Scan the entries below and return each line that contains "Emissão".

+++ DATA EXTRACT +++

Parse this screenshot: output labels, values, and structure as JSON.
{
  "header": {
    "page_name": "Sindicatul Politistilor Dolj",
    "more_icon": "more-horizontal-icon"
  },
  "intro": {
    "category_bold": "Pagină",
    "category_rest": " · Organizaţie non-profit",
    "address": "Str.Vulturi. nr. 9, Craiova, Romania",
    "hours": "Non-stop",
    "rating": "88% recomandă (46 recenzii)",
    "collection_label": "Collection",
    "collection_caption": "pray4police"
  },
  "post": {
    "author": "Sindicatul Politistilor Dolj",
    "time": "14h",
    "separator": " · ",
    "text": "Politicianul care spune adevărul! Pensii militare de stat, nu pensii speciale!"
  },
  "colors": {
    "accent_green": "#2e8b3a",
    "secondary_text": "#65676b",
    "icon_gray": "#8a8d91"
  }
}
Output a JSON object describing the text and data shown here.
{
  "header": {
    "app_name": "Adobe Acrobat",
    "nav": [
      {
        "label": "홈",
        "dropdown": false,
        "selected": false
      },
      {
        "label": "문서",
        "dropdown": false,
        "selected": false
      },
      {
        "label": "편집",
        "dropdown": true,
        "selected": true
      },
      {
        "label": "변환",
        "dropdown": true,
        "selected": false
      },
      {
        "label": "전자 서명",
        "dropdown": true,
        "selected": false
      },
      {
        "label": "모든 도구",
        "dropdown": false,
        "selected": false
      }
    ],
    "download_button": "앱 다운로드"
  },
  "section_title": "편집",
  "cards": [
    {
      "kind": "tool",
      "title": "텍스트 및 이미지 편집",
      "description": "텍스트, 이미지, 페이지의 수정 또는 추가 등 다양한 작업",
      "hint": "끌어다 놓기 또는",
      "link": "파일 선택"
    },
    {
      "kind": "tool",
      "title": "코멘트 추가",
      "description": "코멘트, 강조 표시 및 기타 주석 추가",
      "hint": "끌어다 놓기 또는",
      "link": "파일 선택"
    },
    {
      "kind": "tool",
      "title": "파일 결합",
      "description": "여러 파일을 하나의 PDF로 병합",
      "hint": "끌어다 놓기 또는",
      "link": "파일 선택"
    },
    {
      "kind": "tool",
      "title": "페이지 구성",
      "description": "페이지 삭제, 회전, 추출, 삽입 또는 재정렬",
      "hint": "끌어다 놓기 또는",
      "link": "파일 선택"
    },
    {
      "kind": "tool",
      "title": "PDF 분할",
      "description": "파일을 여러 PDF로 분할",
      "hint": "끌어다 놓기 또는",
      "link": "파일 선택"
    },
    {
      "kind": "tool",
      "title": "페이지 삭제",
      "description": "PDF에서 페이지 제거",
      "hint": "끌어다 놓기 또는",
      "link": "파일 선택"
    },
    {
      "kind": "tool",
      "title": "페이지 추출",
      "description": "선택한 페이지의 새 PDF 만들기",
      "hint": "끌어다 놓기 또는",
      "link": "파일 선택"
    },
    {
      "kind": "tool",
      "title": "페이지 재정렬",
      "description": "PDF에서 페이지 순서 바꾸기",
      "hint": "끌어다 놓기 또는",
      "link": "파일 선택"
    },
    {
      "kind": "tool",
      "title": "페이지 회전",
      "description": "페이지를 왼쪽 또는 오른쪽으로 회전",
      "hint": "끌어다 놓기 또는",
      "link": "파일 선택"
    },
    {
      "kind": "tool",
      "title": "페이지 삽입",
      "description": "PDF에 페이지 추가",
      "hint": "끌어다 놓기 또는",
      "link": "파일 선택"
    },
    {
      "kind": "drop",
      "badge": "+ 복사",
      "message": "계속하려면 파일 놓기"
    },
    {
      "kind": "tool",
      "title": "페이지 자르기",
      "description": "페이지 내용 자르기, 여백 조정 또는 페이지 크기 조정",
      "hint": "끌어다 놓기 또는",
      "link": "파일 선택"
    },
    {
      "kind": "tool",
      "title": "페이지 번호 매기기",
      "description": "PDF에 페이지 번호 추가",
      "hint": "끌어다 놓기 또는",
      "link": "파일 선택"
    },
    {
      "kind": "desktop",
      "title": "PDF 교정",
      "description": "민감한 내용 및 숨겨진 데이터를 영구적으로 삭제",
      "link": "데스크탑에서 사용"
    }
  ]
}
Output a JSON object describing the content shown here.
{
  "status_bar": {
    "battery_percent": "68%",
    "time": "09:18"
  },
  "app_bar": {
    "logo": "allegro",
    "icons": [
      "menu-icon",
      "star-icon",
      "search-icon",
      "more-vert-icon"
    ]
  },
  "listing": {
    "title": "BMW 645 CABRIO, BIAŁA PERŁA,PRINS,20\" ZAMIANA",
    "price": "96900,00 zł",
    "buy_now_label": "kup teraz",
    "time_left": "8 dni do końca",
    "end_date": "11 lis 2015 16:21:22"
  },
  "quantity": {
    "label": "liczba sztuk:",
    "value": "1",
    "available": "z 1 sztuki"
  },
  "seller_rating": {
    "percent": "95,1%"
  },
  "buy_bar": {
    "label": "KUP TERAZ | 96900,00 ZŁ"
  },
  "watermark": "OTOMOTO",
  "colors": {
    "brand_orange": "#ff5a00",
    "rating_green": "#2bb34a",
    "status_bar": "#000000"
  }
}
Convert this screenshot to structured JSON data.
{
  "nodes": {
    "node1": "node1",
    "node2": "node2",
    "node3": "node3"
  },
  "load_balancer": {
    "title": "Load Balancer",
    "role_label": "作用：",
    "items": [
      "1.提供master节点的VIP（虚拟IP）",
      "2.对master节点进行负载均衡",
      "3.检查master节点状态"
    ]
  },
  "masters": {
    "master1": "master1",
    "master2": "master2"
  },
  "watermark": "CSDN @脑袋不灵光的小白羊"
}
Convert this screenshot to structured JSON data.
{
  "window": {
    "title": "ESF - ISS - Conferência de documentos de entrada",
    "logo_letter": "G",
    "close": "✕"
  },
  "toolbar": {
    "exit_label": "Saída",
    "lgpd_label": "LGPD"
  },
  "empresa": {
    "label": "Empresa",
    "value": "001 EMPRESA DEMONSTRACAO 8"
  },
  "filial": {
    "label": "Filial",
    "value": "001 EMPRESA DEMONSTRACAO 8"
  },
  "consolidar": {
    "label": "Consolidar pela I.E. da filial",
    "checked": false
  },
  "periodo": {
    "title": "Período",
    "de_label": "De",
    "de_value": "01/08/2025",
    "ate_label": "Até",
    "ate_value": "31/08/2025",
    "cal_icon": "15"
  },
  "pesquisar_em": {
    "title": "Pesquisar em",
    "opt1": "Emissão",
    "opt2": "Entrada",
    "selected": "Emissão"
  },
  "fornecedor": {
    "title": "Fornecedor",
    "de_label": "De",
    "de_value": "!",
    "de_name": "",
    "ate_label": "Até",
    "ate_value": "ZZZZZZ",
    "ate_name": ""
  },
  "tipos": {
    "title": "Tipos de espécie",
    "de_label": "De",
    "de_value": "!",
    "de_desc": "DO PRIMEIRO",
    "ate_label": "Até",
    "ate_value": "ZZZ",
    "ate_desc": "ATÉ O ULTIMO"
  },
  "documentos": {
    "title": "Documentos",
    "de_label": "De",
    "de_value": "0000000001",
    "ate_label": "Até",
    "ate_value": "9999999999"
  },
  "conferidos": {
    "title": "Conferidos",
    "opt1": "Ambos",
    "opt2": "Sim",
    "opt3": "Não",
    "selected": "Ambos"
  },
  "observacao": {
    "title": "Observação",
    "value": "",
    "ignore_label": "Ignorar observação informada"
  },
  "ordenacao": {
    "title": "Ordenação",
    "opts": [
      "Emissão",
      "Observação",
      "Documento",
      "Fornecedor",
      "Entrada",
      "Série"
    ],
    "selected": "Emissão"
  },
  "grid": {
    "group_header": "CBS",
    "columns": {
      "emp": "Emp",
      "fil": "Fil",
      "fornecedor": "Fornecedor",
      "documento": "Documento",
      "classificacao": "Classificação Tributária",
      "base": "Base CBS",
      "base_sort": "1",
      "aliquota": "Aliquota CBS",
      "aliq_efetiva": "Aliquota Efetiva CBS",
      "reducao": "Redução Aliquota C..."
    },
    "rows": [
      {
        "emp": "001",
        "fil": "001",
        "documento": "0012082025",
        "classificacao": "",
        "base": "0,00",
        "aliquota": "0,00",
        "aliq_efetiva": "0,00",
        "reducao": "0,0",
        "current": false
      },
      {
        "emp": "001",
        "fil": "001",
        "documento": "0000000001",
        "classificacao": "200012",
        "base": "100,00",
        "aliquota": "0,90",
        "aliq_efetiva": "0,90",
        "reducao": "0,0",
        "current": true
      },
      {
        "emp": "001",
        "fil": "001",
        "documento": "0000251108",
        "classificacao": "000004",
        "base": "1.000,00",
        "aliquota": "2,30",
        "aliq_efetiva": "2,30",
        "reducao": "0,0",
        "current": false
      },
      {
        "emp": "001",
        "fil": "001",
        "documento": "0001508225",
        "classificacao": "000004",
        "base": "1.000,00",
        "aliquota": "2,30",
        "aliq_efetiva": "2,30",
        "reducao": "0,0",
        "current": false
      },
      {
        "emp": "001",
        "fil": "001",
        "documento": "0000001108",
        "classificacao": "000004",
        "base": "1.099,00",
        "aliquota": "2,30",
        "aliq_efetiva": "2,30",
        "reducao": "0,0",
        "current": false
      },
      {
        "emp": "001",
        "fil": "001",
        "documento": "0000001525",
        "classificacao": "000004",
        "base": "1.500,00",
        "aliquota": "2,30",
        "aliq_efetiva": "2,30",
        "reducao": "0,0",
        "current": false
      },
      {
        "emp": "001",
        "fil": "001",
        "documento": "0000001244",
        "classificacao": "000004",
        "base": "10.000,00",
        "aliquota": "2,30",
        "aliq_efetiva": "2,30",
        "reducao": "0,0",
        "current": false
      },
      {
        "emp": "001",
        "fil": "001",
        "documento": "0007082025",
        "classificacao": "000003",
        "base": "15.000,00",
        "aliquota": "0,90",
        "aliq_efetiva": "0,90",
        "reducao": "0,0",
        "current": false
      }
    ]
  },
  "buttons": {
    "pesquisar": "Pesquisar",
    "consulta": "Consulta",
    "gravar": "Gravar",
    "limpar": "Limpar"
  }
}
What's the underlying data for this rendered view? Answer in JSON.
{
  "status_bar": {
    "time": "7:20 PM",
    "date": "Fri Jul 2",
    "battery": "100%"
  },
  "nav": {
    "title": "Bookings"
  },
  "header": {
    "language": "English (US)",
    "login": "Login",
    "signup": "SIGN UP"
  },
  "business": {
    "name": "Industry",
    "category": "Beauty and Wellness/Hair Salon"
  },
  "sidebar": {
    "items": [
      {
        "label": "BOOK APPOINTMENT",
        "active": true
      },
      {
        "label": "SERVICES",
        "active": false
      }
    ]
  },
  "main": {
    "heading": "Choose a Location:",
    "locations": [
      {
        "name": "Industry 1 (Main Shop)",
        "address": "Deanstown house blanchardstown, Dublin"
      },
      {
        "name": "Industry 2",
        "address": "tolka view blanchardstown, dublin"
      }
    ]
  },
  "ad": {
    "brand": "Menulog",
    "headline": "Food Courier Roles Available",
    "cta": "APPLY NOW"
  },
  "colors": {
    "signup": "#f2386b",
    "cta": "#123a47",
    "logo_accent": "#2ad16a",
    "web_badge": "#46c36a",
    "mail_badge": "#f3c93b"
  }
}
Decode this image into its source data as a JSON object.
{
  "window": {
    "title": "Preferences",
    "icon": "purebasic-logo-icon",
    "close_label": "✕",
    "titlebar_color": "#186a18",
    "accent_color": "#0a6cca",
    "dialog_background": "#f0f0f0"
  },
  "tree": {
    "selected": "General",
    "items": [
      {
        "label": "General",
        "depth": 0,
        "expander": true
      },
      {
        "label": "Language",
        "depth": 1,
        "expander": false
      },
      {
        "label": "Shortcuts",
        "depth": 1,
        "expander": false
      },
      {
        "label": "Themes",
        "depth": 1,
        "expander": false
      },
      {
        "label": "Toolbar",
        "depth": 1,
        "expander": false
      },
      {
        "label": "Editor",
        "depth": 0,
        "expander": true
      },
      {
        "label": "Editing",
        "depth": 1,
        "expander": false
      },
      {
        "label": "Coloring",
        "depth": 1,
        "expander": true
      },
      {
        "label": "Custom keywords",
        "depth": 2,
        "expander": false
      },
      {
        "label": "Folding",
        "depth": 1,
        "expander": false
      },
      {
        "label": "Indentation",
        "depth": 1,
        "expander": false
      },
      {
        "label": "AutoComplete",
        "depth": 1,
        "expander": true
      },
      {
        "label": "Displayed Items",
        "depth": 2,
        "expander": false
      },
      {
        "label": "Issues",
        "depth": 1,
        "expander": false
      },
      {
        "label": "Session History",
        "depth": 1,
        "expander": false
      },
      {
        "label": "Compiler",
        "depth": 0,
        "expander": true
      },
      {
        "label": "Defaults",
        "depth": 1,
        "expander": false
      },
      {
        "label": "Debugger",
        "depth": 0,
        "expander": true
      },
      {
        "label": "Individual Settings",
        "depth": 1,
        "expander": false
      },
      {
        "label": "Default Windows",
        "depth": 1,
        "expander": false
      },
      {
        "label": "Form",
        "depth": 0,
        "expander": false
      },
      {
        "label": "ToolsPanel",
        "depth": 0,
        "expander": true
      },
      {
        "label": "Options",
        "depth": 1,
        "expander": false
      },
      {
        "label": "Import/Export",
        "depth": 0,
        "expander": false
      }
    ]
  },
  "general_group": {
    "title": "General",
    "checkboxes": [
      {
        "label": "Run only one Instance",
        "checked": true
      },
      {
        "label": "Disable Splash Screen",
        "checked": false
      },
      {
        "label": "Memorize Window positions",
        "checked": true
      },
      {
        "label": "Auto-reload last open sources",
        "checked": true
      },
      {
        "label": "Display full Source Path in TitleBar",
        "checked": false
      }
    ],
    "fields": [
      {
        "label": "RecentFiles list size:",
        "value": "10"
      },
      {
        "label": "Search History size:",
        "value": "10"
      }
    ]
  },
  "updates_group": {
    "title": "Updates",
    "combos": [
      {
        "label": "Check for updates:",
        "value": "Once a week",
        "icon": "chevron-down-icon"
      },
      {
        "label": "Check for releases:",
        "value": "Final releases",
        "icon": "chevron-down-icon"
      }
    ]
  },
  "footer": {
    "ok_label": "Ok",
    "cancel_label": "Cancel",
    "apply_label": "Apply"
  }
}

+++

## [SOLUTION BELOW]
    "opt1": "Emissão",
    "selected": "Emissão"
      "Emissão",
    "selected": "Emissão"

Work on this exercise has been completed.